**HOW TO COMPLETE THIS TASK:**
Every record below should be printed exactly as given.

**AVAILABLE RECORDS:**
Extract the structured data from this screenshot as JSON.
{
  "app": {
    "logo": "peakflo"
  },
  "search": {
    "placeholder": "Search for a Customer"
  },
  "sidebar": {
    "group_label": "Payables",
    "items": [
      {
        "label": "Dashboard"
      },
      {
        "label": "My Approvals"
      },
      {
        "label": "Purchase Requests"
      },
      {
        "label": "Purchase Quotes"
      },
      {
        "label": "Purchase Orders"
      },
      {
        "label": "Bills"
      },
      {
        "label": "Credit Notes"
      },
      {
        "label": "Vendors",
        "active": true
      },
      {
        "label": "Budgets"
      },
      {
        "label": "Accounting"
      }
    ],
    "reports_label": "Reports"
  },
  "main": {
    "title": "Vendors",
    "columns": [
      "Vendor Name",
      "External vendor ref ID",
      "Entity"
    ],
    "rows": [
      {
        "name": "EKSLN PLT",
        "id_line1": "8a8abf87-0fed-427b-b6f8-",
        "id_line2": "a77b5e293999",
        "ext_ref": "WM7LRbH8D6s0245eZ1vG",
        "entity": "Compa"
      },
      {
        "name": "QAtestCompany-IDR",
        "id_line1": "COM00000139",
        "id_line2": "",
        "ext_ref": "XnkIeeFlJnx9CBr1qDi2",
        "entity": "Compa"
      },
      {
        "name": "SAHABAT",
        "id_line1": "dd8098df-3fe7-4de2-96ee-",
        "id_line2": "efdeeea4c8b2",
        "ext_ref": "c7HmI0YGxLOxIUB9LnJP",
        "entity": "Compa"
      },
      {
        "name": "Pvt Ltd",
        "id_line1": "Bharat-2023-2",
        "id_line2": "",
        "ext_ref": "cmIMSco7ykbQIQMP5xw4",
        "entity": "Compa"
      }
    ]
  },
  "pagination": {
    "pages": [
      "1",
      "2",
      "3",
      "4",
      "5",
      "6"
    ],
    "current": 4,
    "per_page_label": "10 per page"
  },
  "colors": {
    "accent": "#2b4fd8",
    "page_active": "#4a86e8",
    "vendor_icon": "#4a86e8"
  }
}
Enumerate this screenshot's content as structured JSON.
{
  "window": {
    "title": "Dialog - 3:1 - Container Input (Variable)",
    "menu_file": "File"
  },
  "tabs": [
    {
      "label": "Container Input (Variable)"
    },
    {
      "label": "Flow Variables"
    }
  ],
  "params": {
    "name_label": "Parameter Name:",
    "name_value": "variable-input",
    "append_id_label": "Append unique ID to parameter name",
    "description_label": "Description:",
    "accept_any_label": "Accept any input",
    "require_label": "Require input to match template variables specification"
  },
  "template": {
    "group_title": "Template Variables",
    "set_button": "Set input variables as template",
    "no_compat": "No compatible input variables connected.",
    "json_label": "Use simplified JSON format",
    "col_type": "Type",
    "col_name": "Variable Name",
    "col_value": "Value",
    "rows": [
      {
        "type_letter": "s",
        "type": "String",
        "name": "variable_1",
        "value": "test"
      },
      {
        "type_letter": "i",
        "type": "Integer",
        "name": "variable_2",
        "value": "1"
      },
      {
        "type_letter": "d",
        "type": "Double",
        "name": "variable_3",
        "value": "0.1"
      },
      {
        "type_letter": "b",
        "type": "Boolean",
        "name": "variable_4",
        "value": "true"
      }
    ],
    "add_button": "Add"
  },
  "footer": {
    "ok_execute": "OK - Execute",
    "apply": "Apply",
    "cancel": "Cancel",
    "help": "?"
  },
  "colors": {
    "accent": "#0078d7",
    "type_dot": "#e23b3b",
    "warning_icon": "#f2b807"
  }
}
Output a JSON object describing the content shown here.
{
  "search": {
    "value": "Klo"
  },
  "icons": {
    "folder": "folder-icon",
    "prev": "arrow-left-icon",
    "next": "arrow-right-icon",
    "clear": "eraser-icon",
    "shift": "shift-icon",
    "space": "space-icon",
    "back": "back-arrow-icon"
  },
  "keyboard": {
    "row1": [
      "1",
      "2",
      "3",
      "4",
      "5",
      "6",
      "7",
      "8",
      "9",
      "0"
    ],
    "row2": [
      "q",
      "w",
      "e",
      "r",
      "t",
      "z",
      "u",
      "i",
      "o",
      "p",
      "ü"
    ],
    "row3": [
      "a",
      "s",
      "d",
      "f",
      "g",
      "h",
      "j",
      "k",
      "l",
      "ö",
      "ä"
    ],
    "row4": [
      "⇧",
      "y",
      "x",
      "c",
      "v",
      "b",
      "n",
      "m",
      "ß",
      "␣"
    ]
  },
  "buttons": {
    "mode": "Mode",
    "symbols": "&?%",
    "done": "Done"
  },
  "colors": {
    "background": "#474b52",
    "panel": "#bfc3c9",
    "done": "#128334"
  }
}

**RESPONSE FOR THIS EXERCISE:**
Extract the structured data from this screenshot as JSON.
{
  "app": {
    "logo": "peakflo"
  },
  "search": {
    "placeholder": "Search for a Customer"
  },
  "sidebar": {
    "group_label": "Payables",
    "items": [
      {
        "label": "Dashboard"
      },
      {
        "label": "My Approvals"
      },
      {
        "label": "Purchase Requests"
      },
      {
        "label": "Purchase Quotes"
      },
      {
        "label": "Purchase Orders"
      },
      {
        "label": "Bills"
      },
      {
        "label": "Credit Notes"
      },
      {
        "label": "Vendors",
        "active": true
      },
      {
        "label": "Budgets"
      },
      {
        "label": "Accounting"
      }
    ],
    "reports_label": "Reports"
  },
  "main": {
    "title": "Vendors",
    "columns": [
      "Vendor Name",
      "External vendor ref ID",
      "Entity"
    ],
    "rows": [
      {
        "name": "EKSLN PLT",
        "id_line1": "8a8abf87-0fed-427b-b6f8-",
        "id_line2": "a77b5e293999",
        "ext_ref": "WM7LRbH8D6s0245eZ1vG",
        "entity": "Compa"
      },
      {
        "name": "QAtestCompany-IDR",
        "id_line1": "COM00000139",
        "id_line2": "",
        "ext_ref": "XnkIeeFlJnx9CBr1qDi2",
        "entity": "Compa"
      },
      {
        "name": "SAHABAT",
        "id_line1": "dd8098df-3fe7-4de2-96ee-",
        "id_line2": "efdeeea4c8b2",
        "ext_ref": "c7HmI0YGxLOxIUB9LnJP",
        "entity": "Compa"
      },
      {
        "name": "Pvt Ltd",
        "id_line1": "Bharat-2023-2",
        "id_line2": "",
        "ext_ref": "cmIMSco7ykbQIQMP5xw4",
        "entity": "Compa"
      }
    ]
  },
  "pagination": {
    "pages": [
      "1",
      "2",
      "3",
      "4",
      "5",
      "6"
    ],
    "current": 4,
    "per_page_label": "10 per page"
  },
  "colors": {
    "accent": "#2b4fd8",
    "page_active": "#4a86e8",
    "vendor_icon": "#4a86e8"
  }
}
Enumerate this screenshot's content as structured JSON.
{
  "window": {
    "title": "Dialog - 3:1 - Container Input (Variable)",
    "menu_file": "File"
  },
  "tabs": [
    {
      "label": "Container Input (Variable)"
    },
    {
      "label": "Flow Variables"
    }
  ],
  "params": {
    "name_label": "Parameter Name:",
    "name_value": "variable-input",
    "append_id_label": "Append unique ID to parameter name",
    "description_label": "Description:",
    "accept_any_label": "Accept any input",
    "require_label": "Require input to match template variables specification"
  },
  "template": {
    "group_title": "Template Variables",
    "set_button": "Set input variables as template",
    "no_compat": "No compatible input variables connected.",
    "json_label": "Use simplified JSON format",
    "col_type": "Type",
    "col_name": "Variable Name",
    "col_value": "Value",
    "rows": [
      {
        "type_letter": "s",
        "type": "String",
        "name": "variable_1",
        "value": "test"
      },
      {
        "type_letter": "i",
        "type": "Integer",
        "name": "variable_2",
        "value": "1"
      },
      {
        "type_letter": "d",
        "type": "Double",
        "name": "variable_3",
        "value": "0.1"
      },
      {
        "type_letter": "b",
        "type": "Boolean",
        "name": "variable_4",
        "value": "true"
      }
    ],
    "add_button": "Add"
  },
  "footer": {
    "ok_execute": "OK - Execute",
    "apply": "Apply",
    "cancel": "Cancel",
    "help": "?"
  },
  "colors": {
    "accent": "#0078d7",
    "type_dot": "#e23b3b",
    "warning_icon": "#f2b807"
  }
}
Output a JSON object describing the content shown here.
{
  "search": {
    "value": "Klo"
  },
  "icons": {
    "folder": "folder-icon",
    "prev": "arrow-left-icon",
    "next": "arrow-right-icon",
    "clear": "eraser-icon",
    "shift": "shift-icon",
    "space": "space-icon",
    "back": "back-arrow-icon"
  },
  "keyboard": {
    "row1": [
      "1",
      "2",
      "3",
      "4",
      "5",
      "6",
      "7",
      "8",
      "9",
      "0"
    ],
    "row2": [
      "q",
      "w",
      "e",
      "r",
      "t",
      "z",
      "u",
      "i",
      "o",
      "p",
      "ü"
    ],
    "row3": [
      "a",
      "s",
      "d",
      "f",
      "g",
      "h",
      "j",
      "k",
      "l",
      "ö",
      "ä"
    ],
    "row4": [
      "⇧",
      "y",
      "x",
      "c",
      "v",
      "b",
      "n",
      "m",
      "ß",
      "␣"
    ]
  },
  "buttons": {
    "mode": "Mode",
    "symbols": "&?%",
    "done": "Done"
  },
  "colors": {
    "background": "#474b52",
    "panel": "#bfc3c9",
    "done": "#128334"
  }
}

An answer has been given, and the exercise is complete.